EXERCISE OBJECTIVE ::
Retype all of the records precisely.

● ● ● ●

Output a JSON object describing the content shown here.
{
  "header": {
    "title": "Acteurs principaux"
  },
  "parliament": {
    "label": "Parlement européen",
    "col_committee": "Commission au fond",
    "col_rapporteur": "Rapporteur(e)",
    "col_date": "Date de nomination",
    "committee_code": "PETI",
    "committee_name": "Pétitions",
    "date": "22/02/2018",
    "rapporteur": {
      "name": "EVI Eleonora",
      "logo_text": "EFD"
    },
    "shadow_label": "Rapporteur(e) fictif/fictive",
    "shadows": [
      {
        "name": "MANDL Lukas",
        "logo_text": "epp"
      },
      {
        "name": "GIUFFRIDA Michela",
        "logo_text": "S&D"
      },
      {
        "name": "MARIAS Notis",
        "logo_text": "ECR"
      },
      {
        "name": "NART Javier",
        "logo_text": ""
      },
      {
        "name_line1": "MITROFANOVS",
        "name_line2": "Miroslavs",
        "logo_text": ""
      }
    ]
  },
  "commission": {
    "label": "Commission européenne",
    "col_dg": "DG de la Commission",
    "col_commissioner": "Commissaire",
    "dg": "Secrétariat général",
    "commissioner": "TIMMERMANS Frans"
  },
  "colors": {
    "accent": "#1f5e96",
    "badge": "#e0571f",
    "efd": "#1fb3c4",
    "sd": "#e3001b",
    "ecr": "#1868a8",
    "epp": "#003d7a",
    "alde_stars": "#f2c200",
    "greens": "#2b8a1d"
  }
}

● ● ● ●

RESULT ::
Output a JSON object describing the content shown here.
{
  "header": {
    "title": "Acteurs principaux"
  },
  "parliament": {
    "label": "Parlement européen",
    "col_committee": "Commission au fond",
    "col_rapporteur": "Rapporteur(e)",
    "col_date": "Date de nomination",
    "committee_code": "PETI",
    "committee_name": "Pétitions",
    "date": "22/02/2018",
    "rapporteur": {
      "name": "EVI Eleonora",
      "logo_text": "EFD"
    },
    "shadow_label": "Rapporteur(e) fictif/fictive",
    "shadows": [
      {
        "name": "MANDL Lukas",
        "logo_text": "epp"
      },
      {
        "name": "GIUFFRIDA Michela",
        "logo_text": "S&D"
      },
      {
        "name": "MARIAS Notis",
        "logo_text": "ECR"
      },
      {
        "name": "NART Javier",
        "logo_text": ""
      },
      {
        "name_line1": "MITROFANOVS",
        "name_line2": "Miroslavs",
        "logo_text": ""
      }
    ]
  },
  "commission": {
    "label": "Commission européenne",
    "col_dg": "DG de la Commission",
    "col_commissioner": "Commissaire",
    "dg": "Secrétariat général",
    "commissioner": "TIMMERMANS Frans"
  },
  "colors": {
    "accent": "#1f5e96",
    "badge": "#e0571f",
    "efd": "#1fb3c4",
    "sd": "#e3001b",
    "ecr": "#1868a8",
    "epp": "#003d7a",
    "alde_stars": "#f2c200",
    "greens": "#2b8a1d"
  }
}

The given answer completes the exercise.